Cyclists riding in a big bunch experience much less wind resistance than previously thought
It’s only a few days before Chris Froome, Mark Cavendish, Andre Greipel and their hundreds of teammates and rivals set off on the world’s most famous bicycle race, the Tour de France – three weeks of zipping through the French countryside, up and down mountains and through cities and towns, accompanied by a huge publicity circus and, no doubt, much depressing controversy about cheating. It’s an event which is famously difficult for newcomers to follow. Why do the cyclists tend to ride in a huge bunch, known as a peloton? Why does the peloton so often catch up with cyclists who try to break away from the group?
The answer is the wind. Travelling at high speeds, cyclists experience wind resistance even in the still air, and with three weeks of riding and exertion, they will do anything they can to reduce their exertion. Riding in a bunch means that only the riders at the very front “break” the wind, as the unfortunate expression goes, and everybody behind them is sheltered.
It’s always been known that this is an advantage, and cycling strategy depends on it. According to etiquette, cycling teams take it in turns to ride at the front of the peloton and then drop back into the group for a rest. But it is not well understood how much of an advantage that is. Researchers at the Eindhoven University of Technology (TU/E) have now researched the phenomenon and come up with a surprising answer.
Working with colleagues at KU Leuven, software company ANSYS and supercomputer manufacturer Cray, the TU/E team, led by physicist Bert Blocken, more usually an expert on the built environment, put a model peloton consisting of 121 cyclists into a wind tunnel to investigate the phenomenon fully, and combined these results with those obtained from computer modelling. The studies required 3 billion cells of computer simulation, a world record for a sporting application. To calculate a full peloton, the team had to run their Cray supercomputer continuously for 54 hours, using a total of 49TB of working memory.

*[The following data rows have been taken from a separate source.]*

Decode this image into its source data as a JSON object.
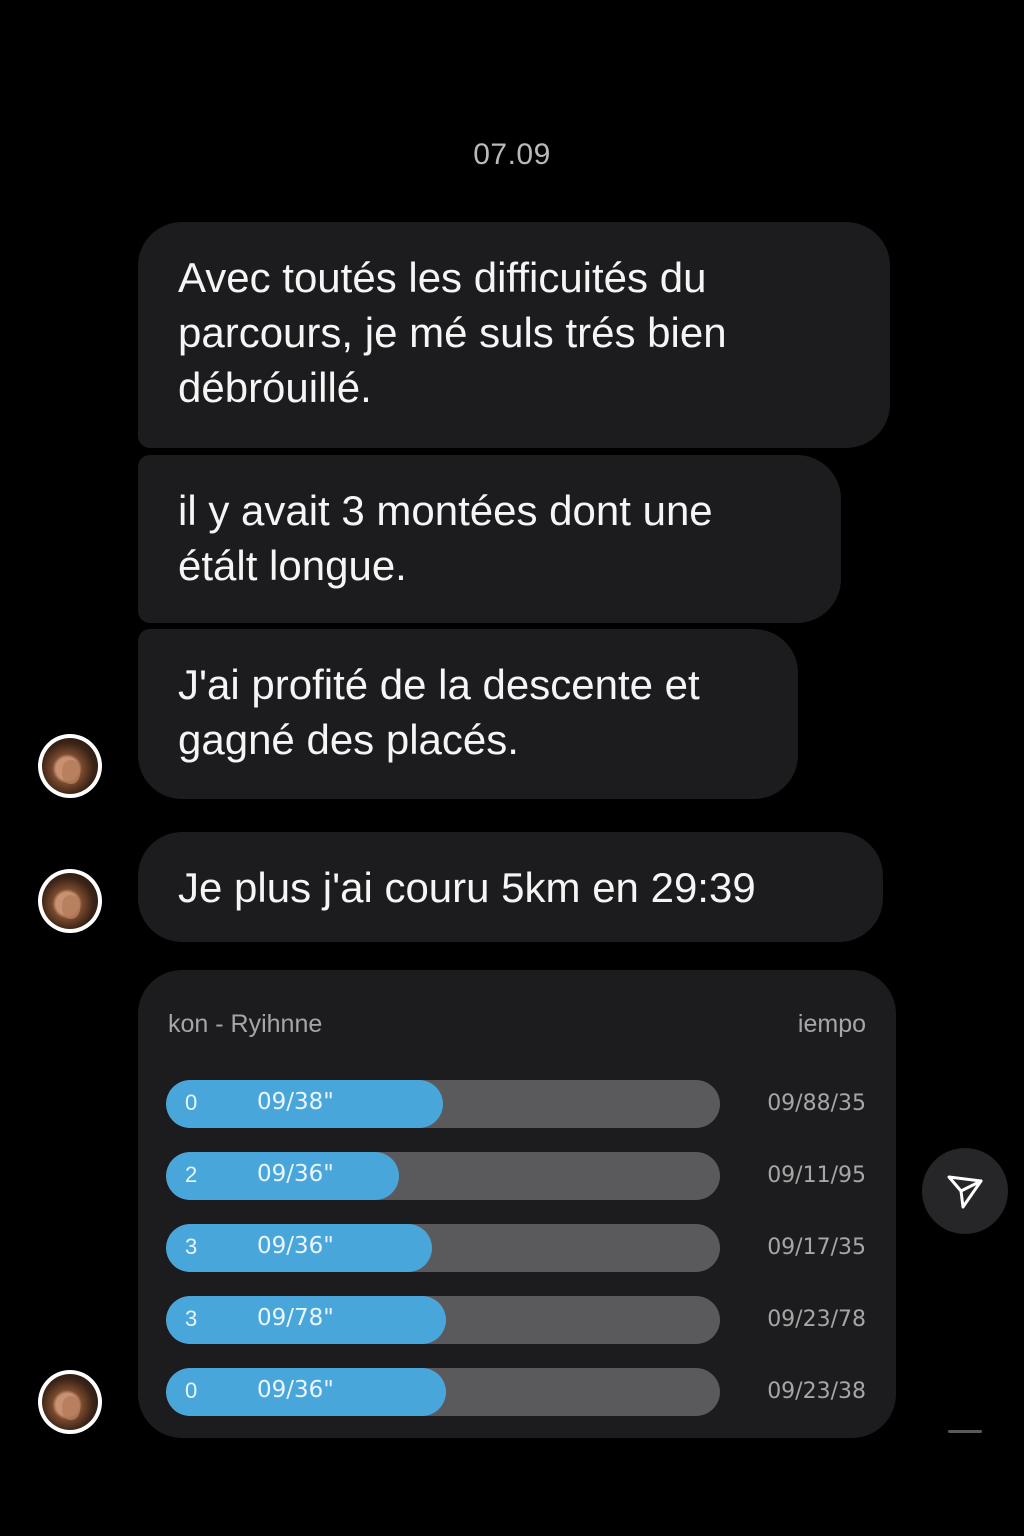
{
  "conversation": {
    "date": "07.09",
    "messages": [
      "Avec toutés les difficuités du parcours, je mé suls trés bien débróuillé.",
      "il y avait 3 montées dont une étált longue.",
      "J'ai profité de la descente et gagné des placés.",
      "Je plus j'ai couru 5km en 29:39"
    ]
  },
  "card": {
    "header_left": "kon - Ryihnne",
    "header_right": "iempo",
    "rows": [
      {
        "num": "0",
        "value": "09/38\"",
        "right": "09/88/35",
        "progress": 0.5
      },
      {
        "num": "2",
        "value": "09/36\"",
        "right": "09/11/95",
        "progress": 0.42
      },
      {
        "num": "3",
        "value": "09/36\"",
        "right": "09/17/35",
        "progress": 0.48
      },
      {
        "num": "3",
        "value": "09/78\"",
        "right": "09/23/78",
        "progress": 0.505
      },
      {
        "num": "0",
        "value": "09/36\"",
        "right": "09/23/38",
        "progress": 0.505
      }
    ]
  },
  "colors": {
    "bubble": "#1c1c1e",
    "accent_bar": "#49a6db",
    "track": "#5a5a5c"
  },
  "icons": {
    "send": "send-icon",
    "avatar": "avatar"
  }
}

Previous research used much smaller groups of cyclists, and came up with the result that inside the peloton cyclists experience 50 to 70 per cent of the air resistance of the front of the group, but anecdotal evidence from professional cyclists indicated that sometimes they barely had to pedal at all to keep up with the bunch. Blocken’s team discovered that in the middle and at the back of the peloton, cyclist experienced only 5 to 7 per cent of the air resistance of a solo rider.
“Put it another way,” Blocken said; “It is as if a rider is cycling at 12 to 15km/h in a peloton that is speeding along at 54km/h. That’s why it feels right that riders expend so little energy.”
This result could help cyclists decide what is the best position in the peloton to suit their goal. For example, sprinters need to be able to “jump” of the front of the peloton towards the end of the race so that they can speed towards the finishing line. Riding right at the back might give the best protection from wind, but it also means that to get to the front you have to ride past the entire swarm of riders, and is the prime location for falls to occur. So for sprinters and riders in the general classification – that is, the elite group that can compete to be the overall winner of the race – the best place to sit in the peloton would probably be the sixth or seventh row, Blocken said.
It may also influence team strategy and lead to long flat stages, where breakaway riders are inevitably reeled in by the energy-saving group behind them, having very different outcomes. “The calculation models used by race teams to determine the best time to escape are, it turns out, based on the wrong assumptions,” Blocken said. ” This may explain why so few escapes succeed and why the peloton hauls in the riders that do escape. Perhaps these results will lead to more successful escapes.”